Richard WAGNER (1813-1883)
Lohengrin - opera in three acts (1850) [139.00]
Lohengrin - Plácido Domingo
König Heinrich der Vogler - Robert Lloyd
Elsa - Cheryl Studer
Ortrud - Dunja Vejzovic
Telramund - Hartmut Welker
Der Heerrufer des Königs - Georg Tichy
Orchestra of the Österreichische Bundestheater/Ralf Hossfeld
Chorus and Orchestra of Wiener Staatsoper/Claudio Abbado
rec. live, Wiener Staatsoper, 1990
Stage Directed by Wolfgang Weber
Set Design by Rudolf and Reinhard Heinrich
Video Director - Brian Large
Sound Format: PCM Stereo
Picture Format: 4:3
DVD Format: 2 DVD NTSC
Region Code: 0 (All region)
Subtitle Languages: German (Original Language), England, French, Italian, Spanish
ARTHAUS MUSIK 100 957 [2 DVDs: 219:00]
Lohengrin is a romantic opera in three acts composed and written by Richard Wagner; for those who might confuse it with something else! The story comes straight out of medieval German romance, particularly Wolfram von Eschenbach’s Parzival and its sequel, Lohengrin, written by someone else but itself inspired by the twelfth-century epic, Garin le Loherain. It is part of the ‘Swan Knight’ tradition. For those who have never heard the name of this opera the most instantly recognizable part is the ‘Bridal Chorus’, better known as Here Comes the Bride and frequently played at weddings in the West.
According to Wagner we are in Antwerp, on the Scheldt in the first half of the 10th century. For their uber-traditional 1990 production at the Vienna State Opera, Wolfgang Weber and his stage designers Rudolf and Reinhard Heinrich took this stage instruction very seriously indeed. The stage pictures seemingly come straight off the walls of King Ludwig’s fantasy castle, Neuschwanstein. There is an extraordinarily old-fashioned - it is only just over 20 years ago after all! - look to the heavy costumes and the three-dimensional sets. It could be the look of a Lohengrin from anytime from 1850 onwards. We are clearly in the Middle Ages and it is all very gloomy, with mostly muted colours and dark backdrops. Elsa is swathed like a novitiate from a convent. Lohengrin appears against a large swan silhouette in white and a hint of shiny armour, clutching his almost ever-present sword.

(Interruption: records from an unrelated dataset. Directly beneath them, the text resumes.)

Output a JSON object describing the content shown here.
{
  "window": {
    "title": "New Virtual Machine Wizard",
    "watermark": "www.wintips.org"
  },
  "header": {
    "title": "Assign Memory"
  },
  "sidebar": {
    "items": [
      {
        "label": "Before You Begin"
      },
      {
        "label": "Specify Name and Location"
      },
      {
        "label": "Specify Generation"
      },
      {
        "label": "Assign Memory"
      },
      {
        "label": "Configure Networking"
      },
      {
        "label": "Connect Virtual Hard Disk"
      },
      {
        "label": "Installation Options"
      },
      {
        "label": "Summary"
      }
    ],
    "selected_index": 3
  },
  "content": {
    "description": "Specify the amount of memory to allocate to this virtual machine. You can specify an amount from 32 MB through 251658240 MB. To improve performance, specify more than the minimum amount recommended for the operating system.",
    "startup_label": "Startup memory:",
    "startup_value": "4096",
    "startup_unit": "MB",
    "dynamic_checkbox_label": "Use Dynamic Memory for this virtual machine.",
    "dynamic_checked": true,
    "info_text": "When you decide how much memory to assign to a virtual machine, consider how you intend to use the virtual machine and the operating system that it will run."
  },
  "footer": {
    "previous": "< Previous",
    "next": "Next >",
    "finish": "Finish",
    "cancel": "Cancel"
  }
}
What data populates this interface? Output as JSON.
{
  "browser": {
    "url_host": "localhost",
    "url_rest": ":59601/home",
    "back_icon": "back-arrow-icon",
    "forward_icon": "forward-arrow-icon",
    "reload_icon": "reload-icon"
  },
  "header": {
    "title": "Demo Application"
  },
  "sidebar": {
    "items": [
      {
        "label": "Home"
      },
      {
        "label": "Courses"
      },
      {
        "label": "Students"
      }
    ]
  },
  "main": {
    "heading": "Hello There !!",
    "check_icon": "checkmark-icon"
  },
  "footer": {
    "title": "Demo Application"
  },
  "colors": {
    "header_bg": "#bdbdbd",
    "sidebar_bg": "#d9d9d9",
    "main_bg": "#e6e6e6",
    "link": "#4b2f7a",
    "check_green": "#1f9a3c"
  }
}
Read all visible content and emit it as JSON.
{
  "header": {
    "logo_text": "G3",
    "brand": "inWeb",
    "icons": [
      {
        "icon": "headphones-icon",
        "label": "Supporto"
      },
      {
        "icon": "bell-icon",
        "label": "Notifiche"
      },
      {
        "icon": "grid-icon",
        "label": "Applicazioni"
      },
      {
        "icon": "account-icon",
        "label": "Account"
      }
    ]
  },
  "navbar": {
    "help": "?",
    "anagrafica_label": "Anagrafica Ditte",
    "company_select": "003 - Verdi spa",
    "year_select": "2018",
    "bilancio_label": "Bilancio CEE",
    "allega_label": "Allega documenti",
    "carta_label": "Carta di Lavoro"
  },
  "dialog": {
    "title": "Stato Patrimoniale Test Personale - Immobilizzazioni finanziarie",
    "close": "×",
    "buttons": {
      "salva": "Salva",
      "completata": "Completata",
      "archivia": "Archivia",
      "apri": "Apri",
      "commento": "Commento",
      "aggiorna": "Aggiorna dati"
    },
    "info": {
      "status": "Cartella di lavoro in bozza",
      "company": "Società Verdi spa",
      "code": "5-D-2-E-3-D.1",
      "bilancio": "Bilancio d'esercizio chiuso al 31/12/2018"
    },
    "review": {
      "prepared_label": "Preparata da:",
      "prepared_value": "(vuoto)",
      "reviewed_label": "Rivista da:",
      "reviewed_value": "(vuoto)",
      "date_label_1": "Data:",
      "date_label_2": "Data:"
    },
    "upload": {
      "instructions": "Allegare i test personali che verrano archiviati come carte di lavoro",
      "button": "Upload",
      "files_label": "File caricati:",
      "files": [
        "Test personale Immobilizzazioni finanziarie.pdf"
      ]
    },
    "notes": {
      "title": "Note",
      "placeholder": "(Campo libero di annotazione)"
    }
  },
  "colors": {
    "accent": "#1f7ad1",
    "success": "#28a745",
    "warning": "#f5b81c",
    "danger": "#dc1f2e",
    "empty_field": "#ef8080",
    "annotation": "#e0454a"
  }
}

There is very little stage direction or acting and the principals just stand around and do their best. This all makes for some considerable longueurs that the odd moments of dramatic conviction from the singers fail to alleviate. It is not helped by the rather static camerawork and too many close-ups. The most believable acting comes from Plácido Domingo as Lohengrin. This was his debut role at Hamburg State Opera in 1968 when he was just 27 (according to his official age). In Act III he can actually summon up genuine tenderness towards Elsa and real tears when she betrays him. His diction is OK but whether it often is proper German is doubtful. If you were unfamiliar with what he should be singing it probably will not matter. His performance convinces with its burnished heroism, though he lacks the ability to rein in his attack for the more visionary quieter moments.
Cheryl Studer is a vocally affecting and secure Elsa, but she has a much heavier, more Italianate, voice than would be cast in 2012. She is however a rather passive presence on stage, though Dunja Vejzovic is much worse as Ortrud. She looks as though someone forgot to tell her it was not a concert performance … throwing a right arm out from time-to-time isn’t good enough now, and should not have been in 1990. Another singer totally lacking in charisma is Robert Lloyd as King Henry who looks and sounds a little bored with what is going on around him - matching the emotions of those watching this DVD! Georg Tichy is a sturdy Herald and Harmut Welker growls away whilst typically ‘chewing the scenery’ as Telramund.
This is a re-release - with no bonus material - of this broadcast that first came out on DVD about 10 years ago and there does not appear to have been any re-mastering of pictures or sound and both are showing their age … despite it being only twenty+ years ago. This all tends to occlude the contribution of a fine chorus.
The best recommendation for this Lohengrin is as the antidote - for Wagner traditionalists - to the rat-infested Hans Neuenfels’s 2010 Bayreuth production that has recently come out on Opus Arte DVD for the first time. Another selling point is the presence of Claudio Abbado, at that time music director of Vienna State Opera, conducting the members of the Vienna Philharmonic that play for the opera. There is a transparent beauty through all the acts and he is supportive of all his singers, giving them time to breathe - something that doesn’t always happen in these more modern times. That said, for all its wonderful detail a little more intensity and forward momentum at critical times would not have gone amiss. However I suspect it sounded glorious in the theatre and enough of that remains on this release - from singers and orchestra - to add it to your collection if you do not already have a version of it.
Jim Pritchard 
For all its wonderful detail a little more intensity and forward momentum at critical times would not have gone amiss.